═══ Data in this exercise

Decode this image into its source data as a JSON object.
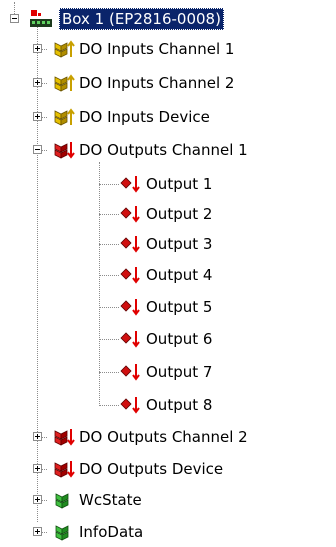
{
  "tree": {
    "root": {
      "label": "Box 1 (EP2816-0008)",
      "icon": "box-device-icon",
      "expanded": true,
      "selected": true
    },
    "inputs": [
      {
        "label": "DO Inputs Channel 1",
        "icon": "input-variable-icon",
        "expanded": false
      },
      {
        "label": "DO Inputs Channel 2",
        "icon": "input-variable-icon",
        "expanded": false
      },
      {
        "label": "DO Inputs Device",
        "icon": "input-variable-icon",
        "expanded": false
      }
    ],
    "outputs_channel_1": {
      "label": "DO Outputs Channel 1",
      "icon": "output-variable-group-icon",
      "expanded": true,
      "children": [
        {
          "label": "Output 1",
          "icon": "output-variable-icon"
        },
        {
          "label": "Output 2",
          "icon": "output-variable-icon"
        },
        {
          "label": "Output 3",
          "icon": "output-variable-icon"
        },
        {
          "label": "Output 4",
          "icon": "output-variable-icon"
        },
        {
          "label": "Output 5",
          "icon": "output-variable-icon"
        },
        {
          "label": "Output 6",
          "icon": "output-variable-icon"
        },
        {
          "label": "Output 7",
          "icon": "output-variable-icon"
        },
        {
          "label": "Output 8",
          "icon": "output-variable-icon"
        }
      ]
    },
    "tail": [
      {
        "label": "DO Outputs Channel 2",
        "icon": "output-variable-group-icon",
        "expanded": false
      },
      {
        "label": "DO Outputs Device",
        "icon": "output-variable-group-icon",
        "expanded": false
      },
      {
        "label": "WcState",
        "icon": "status-variable-icon",
        "expanded": false
      },
      {
        "label": "InfoData",
        "icon": "status-variable-icon",
        "expanded": false
      }
    ]
  },
  "colors": {
    "selection_bg": "#0a246a",
    "input_icon": "#c8a000",
    "output_icon": "#c00000",
    "status_icon": "#2aa02a"
  }
}
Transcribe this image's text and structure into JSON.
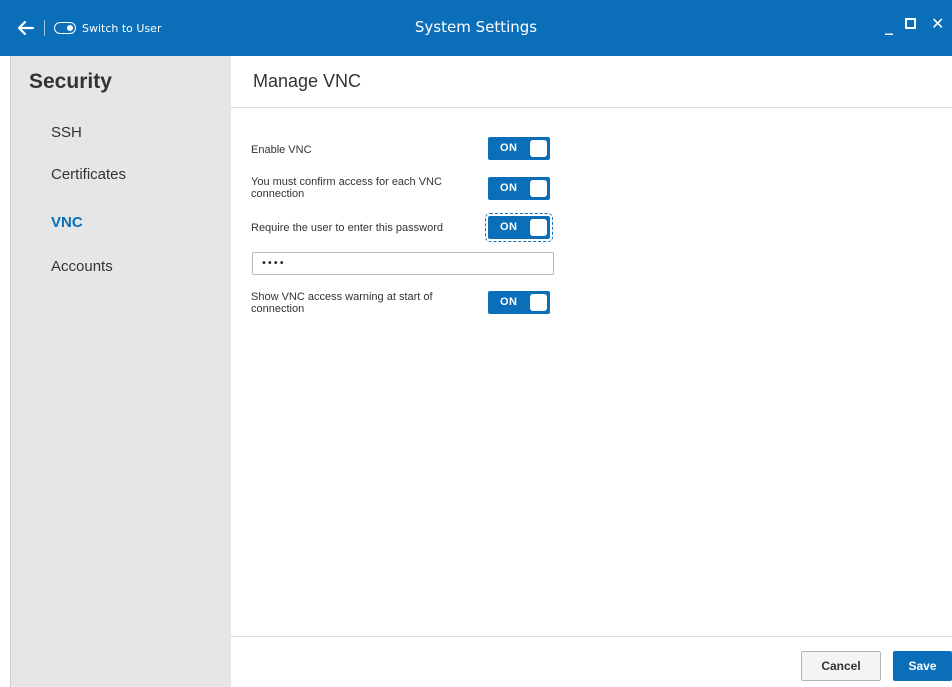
{
  "titlebar": {
    "title": "System Settings",
    "switch_user_label": "Switch to User",
    "minimize_label": "_",
    "close_label": "✕"
  },
  "sidebar": {
    "title": "Security",
    "items": [
      {
        "label": "SSH",
        "active": false
      },
      {
        "label": "Certificates",
        "active": false
      },
      {
        "label": "VNC",
        "active": true
      },
      {
        "label": "Accounts",
        "active": false
      }
    ]
  },
  "main": {
    "title": "Manage VNC",
    "options": [
      {
        "label": "Enable VNC",
        "state": "ON"
      },
      {
        "label": "You must confirm access for each VNC connection",
        "state": "ON"
      },
      {
        "label": "Require the user to enter this password",
        "state": "ON"
      },
      {
        "label": "Show VNC access warning at start of connection",
        "state": "ON"
      }
    ],
    "password_value": "••••"
  },
  "footer": {
    "cancel_label": "Cancel",
    "save_label": "Save"
  },
  "colors": {
    "accent": "#0a6fb8",
    "sidebar_bg": "#e6e6e6"
  }
}
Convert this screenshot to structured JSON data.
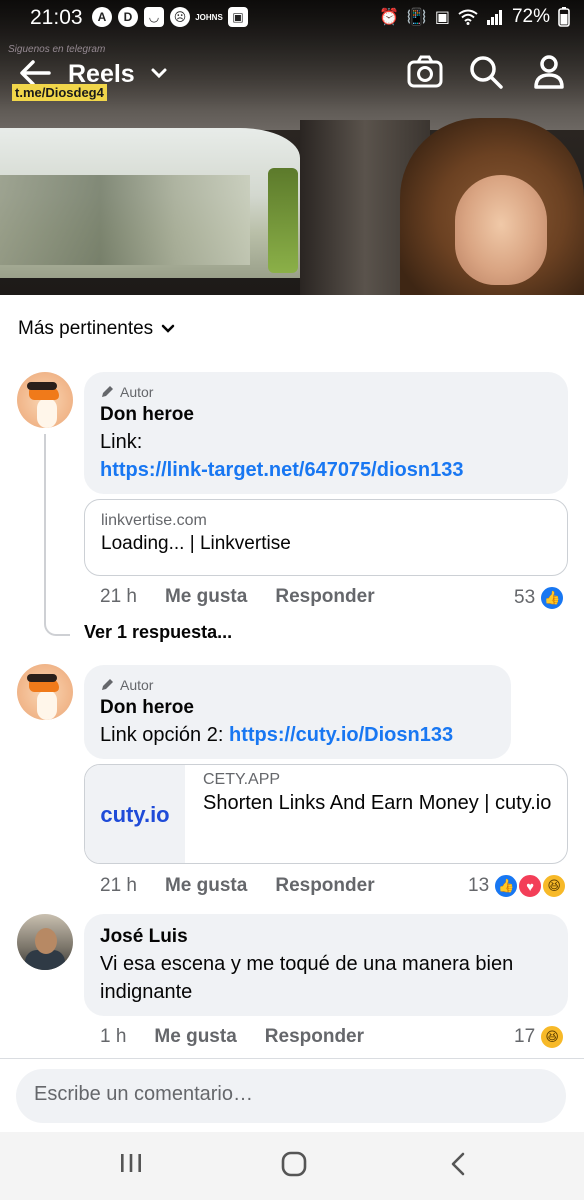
{
  "status_bar": {
    "time": "21:03",
    "app_icons": [
      "A",
      "D",
      "◡",
      "☹",
      "JOHNS",
      "▣"
    ],
    "battery": "72%"
  },
  "header": {
    "title": "Reels",
    "watermark": "t.me/Diosdeg4",
    "watermark_logo": "Siguenos en telegram"
  },
  "sort": {
    "label": "Más pertinentes"
  },
  "comments": [
    {
      "badge": "Autor",
      "author": "Don heroe",
      "lines": [
        "Link:"
      ],
      "link": "https://link-target.net/647075/diosn133",
      "preview": {
        "domain": "linkvertise.com",
        "title": "Loading... | Linkvertise"
      },
      "time": "21 h",
      "like": "Me gusta",
      "reply": "Responder",
      "reaction_count": "53",
      "view_replies": "Ver 1 respuesta..."
    },
    {
      "badge": "Autor",
      "author": "Don heroe",
      "text_prefix": "Link opción 2: ",
      "link": "https://cuty.io/Diosn133",
      "preview": {
        "logo": "cuty.io",
        "domain": "CETY.APP",
        "title": "Shorten Links And Earn Money | cuty.io"
      },
      "time": "21 h",
      "like": "Me gusta",
      "reply": "Responder",
      "reaction_count": "13"
    },
    {
      "author": "José Luis",
      "text": "Vi esa escena y me toqué de una manera bien indignante",
      "time": "1 h",
      "like": "Me gusta",
      "reply": "Responder",
      "reaction_count": "17"
    }
  ],
  "composer": {
    "placeholder": "Escribe un comentario…"
  },
  "colors": {
    "link": "#1877f2",
    "bubble": "#f0f2f5",
    "like": "#1877f2",
    "love": "#f33e58",
    "haha": "#f7b928"
  }
}
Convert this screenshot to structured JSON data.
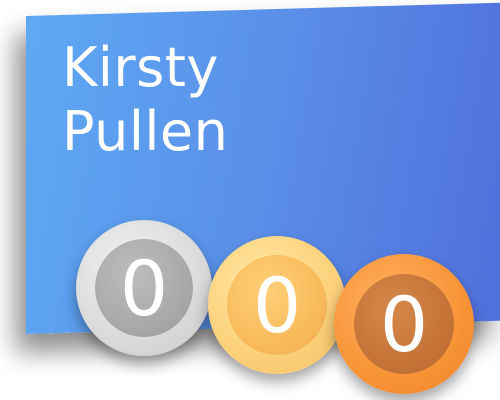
{
  "profile": {
    "name_line1": "Kirsty",
    "name_line2": "Pullen"
  },
  "medals": {
    "silver": {
      "count": "0",
      "icon": "silver-medal-icon",
      "color": "#a9a9a9"
    },
    "gold": {
      "count": "0",
      "icon": "gold-medal-icon",
      "color": "#f8bb5c"
    },
    "bronze": {
      "count": "0",
      "icon": "bronze-medal-icon",
      "color": "#c57438"
    }
  },
  "colors": {
    "card_start": "#5ea9f4",
    "card_end": "#4f6fdc"
  }
}
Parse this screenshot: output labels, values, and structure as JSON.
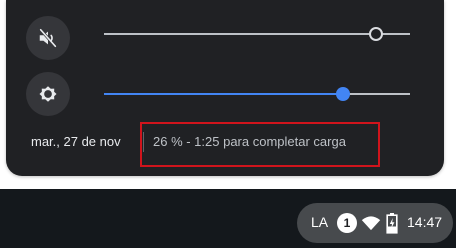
{
  "quick_settings": {
    "volume": {
      "icon": "volume-muted-icon",
      "level": 0.89
    },
    "brightness": {
      "icon": "brightness-icon",
      "level": 0.78
    },
    "date": "mar., 27 de nov",
    "battery_status": "26 % - 1:25 para completar carga",
    "highlight_color": "#d0141c"
  },
  "shelf": {
    "status_area": {
      "input_method": "LA",
      "notification_count": "1",
      "wifi_icon": "wifi-icon",
      "battery_icon": "battery-charging-icon",
      "time": "14:47"
    }
  }
}
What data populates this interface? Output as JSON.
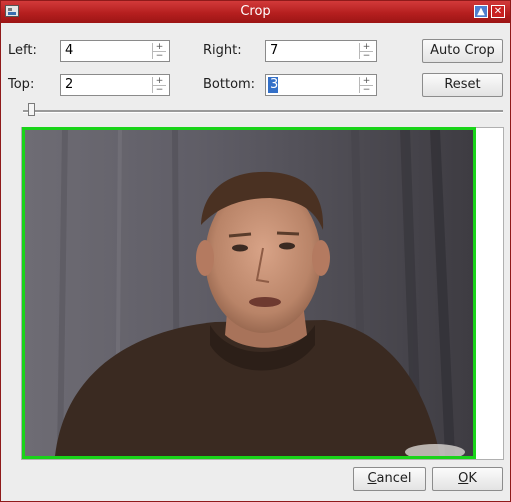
{
  "window": {
    "title": "Crop",
    "icon": "window-icon",
    "maximize_glyph": "▲",
    "close_glyph": "✕"
  },
  "crop": {
    "left": {
      "label": "Left:",
      "value": "4"
    },
    "right": {
      "label": "Right:",
      "value": "7"
    },
    "top": {
      "label": "Top:",
      "value": "2"
    },
    "bottom": {
      "label": "Bottom:",
      "value": "3"
    }
  },
  "buttons": {
    "auto_crop": "Auto Crop",
    "reset": "Reset",
    "cancel_mnemonic": "C",
    "cancel_rest": "ancel",
    "ok_mnemonic": "O",
    "ok_rest": "K"
  },
  "slider": {
    "position": 0.0
  },
  "colors": {
    "titlebar": "#b51f1f",
    "crop_border": "#19d419",
    "selection": "#3470c8"
  },
  "preview": {
    "image": "webcam-photo-of-man"
  }
}
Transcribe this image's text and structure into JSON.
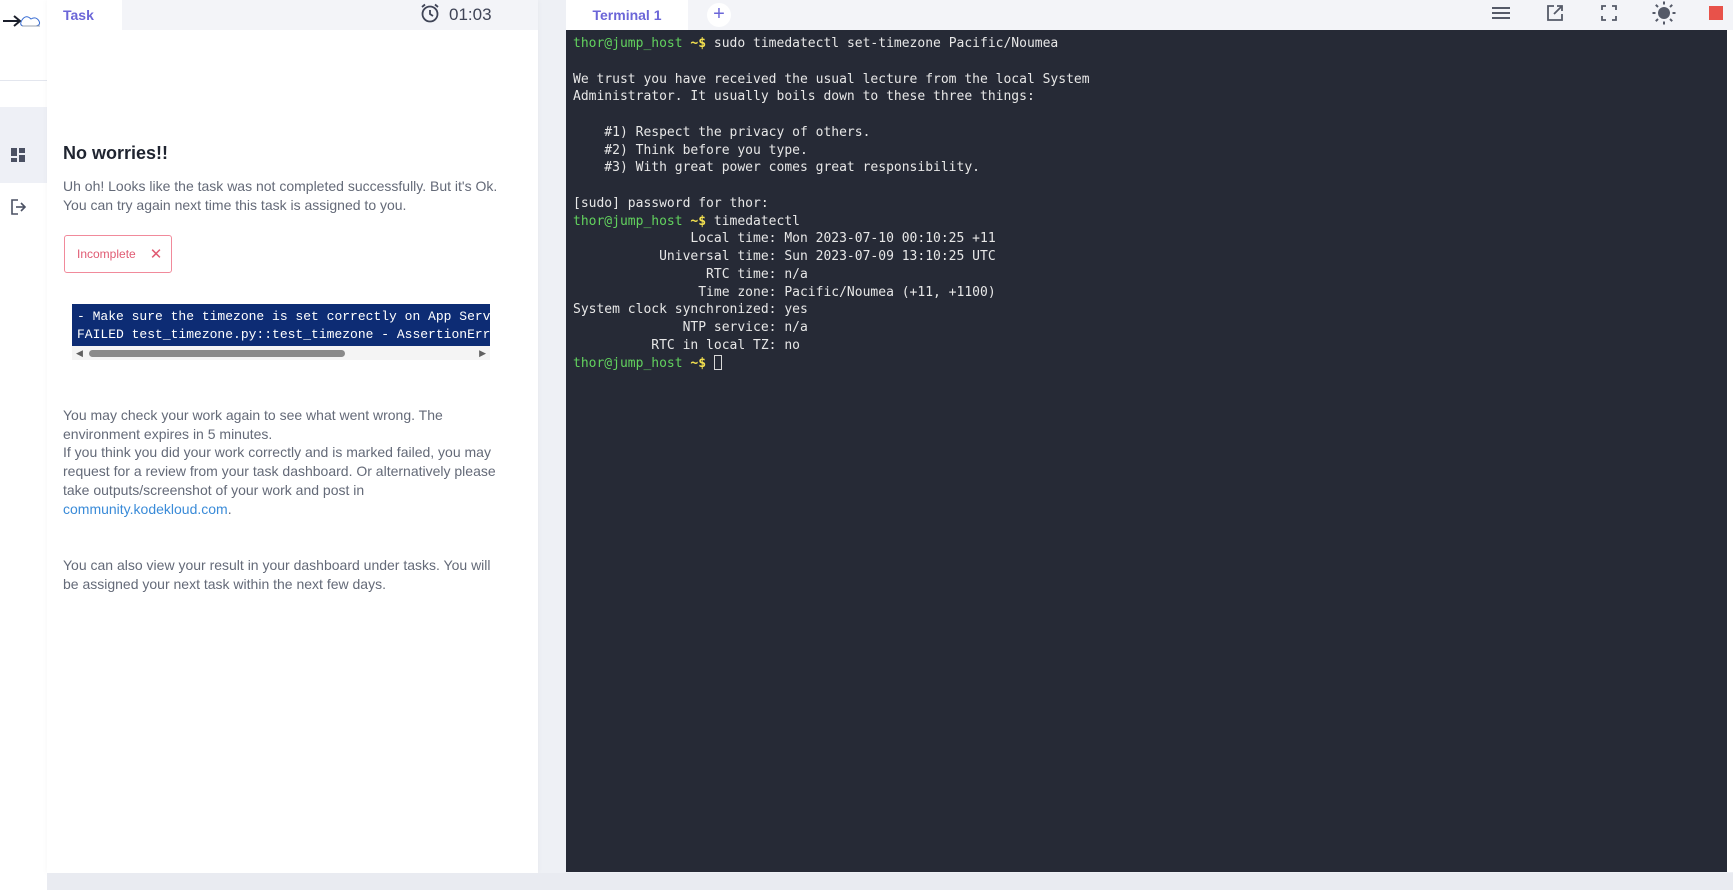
{
  "rail": {
    "logo_icon": "kodekloud-logo",
    "items": [
      {
        "icon": "dashboard-icon"
      },
      {
        "icon": "logout-icon"
      }
    ]
  },
  "task_panel": {
    "tab_label": "Task",
    "timer": "01:03",
    "heading": "No worries!!",
    "intro": "Uh oh! Looks like the task was not completed successfully. But it's Ok. You can try again next time this task is assigned to you.",
    "status_badge": {
      "label": "Incomplete",
      "close": "✕"
    },
    "log_lines": [
      "- Make sure the timezone is set correctly on App Serve",
      "FAILED test_timezone.py::test_timezone - AssertionErro"
    ],
    "scroll_left": "◀",
    "scroll_right": "▶",
    "check_work": "You may check your work again to see what went wrong. The environment expires in 5 minutes.",
    "review_text": "If you think you did your work correctly and is marked failed, you may request for a review from your task dashboard. Or alternatively please take outputs/screenshot of your work and post in ",
    "review_link": "community.kodekloud.com",
    "review_end": ".",
    "dashboard_note": "You can also view your result in your dashboard under tasks. You will be assigned your next task within the next few days."
  },
  "terminal": {
    "tab_label": "Terminal 1",
    "add_tab": "+",
    "toolbar_icons": [
      "menu-icon",
      "external-link-icon",
      "fullscreen-icon",
      "theme-toggle-icon",
      "stop-icon"
    ],
    "colors": {
      "background": "#262a36",
      "prompt": "#62d25e",
      "dollar": "#f3e04f",
      "text": "#e7e7e7"
    },
    "lines": [
      {
        "user": "thor@jump_host",
        "dir": " ~",
        "sym": "$",
        "cmd": " sudo timedatectl set-timezone Pacific/Noumea"
      },
      {
        "text": ""
      },
      {
        "text": "We trust you have received the usual lecture from the local System"
      },
      {
        "text": "Administrator. It usually boils down to these three things:"
      },
      {
        "text": ""
      },
      {
        "text": "    #1) Respect the privacy of others."
      },
      {
        "text": "    #2) Think before you type."
      },
      {
        "text": "    #3) With great power comes great responsibility."
      },
      {
        "text": ""
      },
      {
        "text": "[sudo] password for thor:"
      },
      {
        "user": "thor@jump_host",
        "dir": " ~",
        "sym": "$",
        "cmd": " timedatectl"
      },
      {
        "text": "               Local time: Mon 2023-07-10 00:10:25 +11"
      },
      {
        "text": "           Universal time: Sun 2023-07-09 13:10:25 UTC"
      },
      {
        "text": "                 RTC time: n/a"
      },
      {
        "text": "                Time zone: Pacific/Noumea (+11, +1100)"
      },
      {
        "text": "System clock synchronized: yes"
      },
      {
        "text": "              NTP service: n/a"
      },
      {
        "text": "          RTC in local TZ: no"
      },
      {
        "user": "thor@jump_host",
        "dir": " ~",
        "sym": "$",
        "cmd": " ",
        "cursor": true
      }
    ]
  }
}
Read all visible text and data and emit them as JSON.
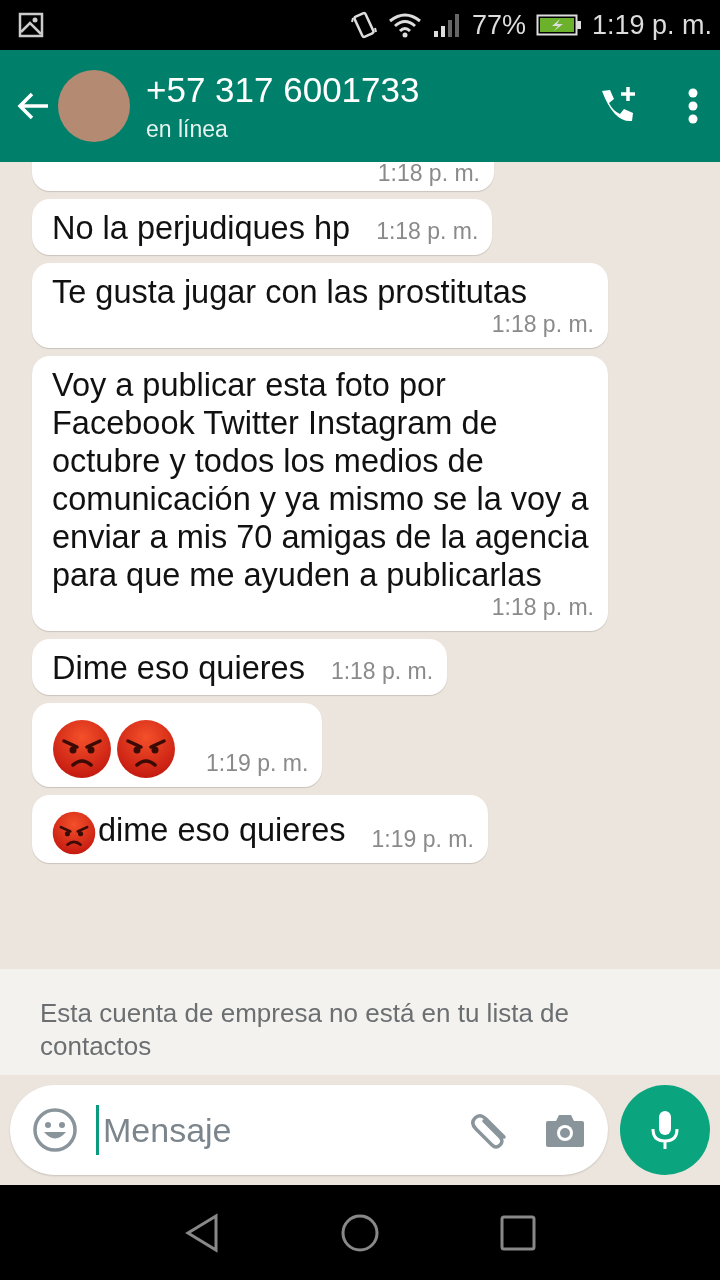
{
  "status_bar": {
    "battery": "77%",
    "time": "1:19 p. m."
  },
  "header": {
    "contact": "+57 317 6001733",
    "status": "en línea"
  },
  "messages": [
    {
      "kind": "cut",
      "time": "1:18 p. m."
    },
    {
      "kind": "full",
      "segments": [
        {
          "kind": "text",
          "text": "No la perjudiques hp"
        }
      ],
      "time": "1:18 p. m."
    },
    {
      "kind": "full",
      "segments": [
        {
          "kind": "text",
          "text": "Te gusta jugar con las prostitutas"
        }
      ],
      "time": "1:18 p. m."
    },
    {
      "kind": "full",
      "segments": [
        {
          "kind": "text",
          "text": "Voy a publicar esta foto por Facebook Twitter Instagram de octubre y todos los medios de comunicación y ya mismo se la voy a enviar a mis 70 amigas de la agencia para que me ayuden a publicarlas"
        }
      ],
      "time": "1:18 p. m."
    },
    {
      "kind": "full",
      "segments": [
        {
          "kind": "text",
          "text": "Dime eso quieres"
        }
      ],
      "time": "1:18 p. m."
    },
    {
      "kind": "full",
      "segments": [
        {
          "kind": "emoji"
        },
        {
          "kind": "emoji"
        }
      ],
      "time": "1:19 p. m."
    },
    {
      "kind": "full",
      "segments": [
        {
          "kind": "emoji"
        },
        {
          "kind": "text",
          "text": "dime eso quieres"
        }
      ],
      "time": "1:19 p. m."
    }
  ],
  "notice": "Esta cuenta de empresa no está en tu lista de contactos",
  "composer": {
    "placeholder": "Mensaje"
  }
}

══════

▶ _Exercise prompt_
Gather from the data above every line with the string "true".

▶ _Task output_
      "expanded": true,
      "selected": true
      "expanded": true,
        "active": true
        "cursor": true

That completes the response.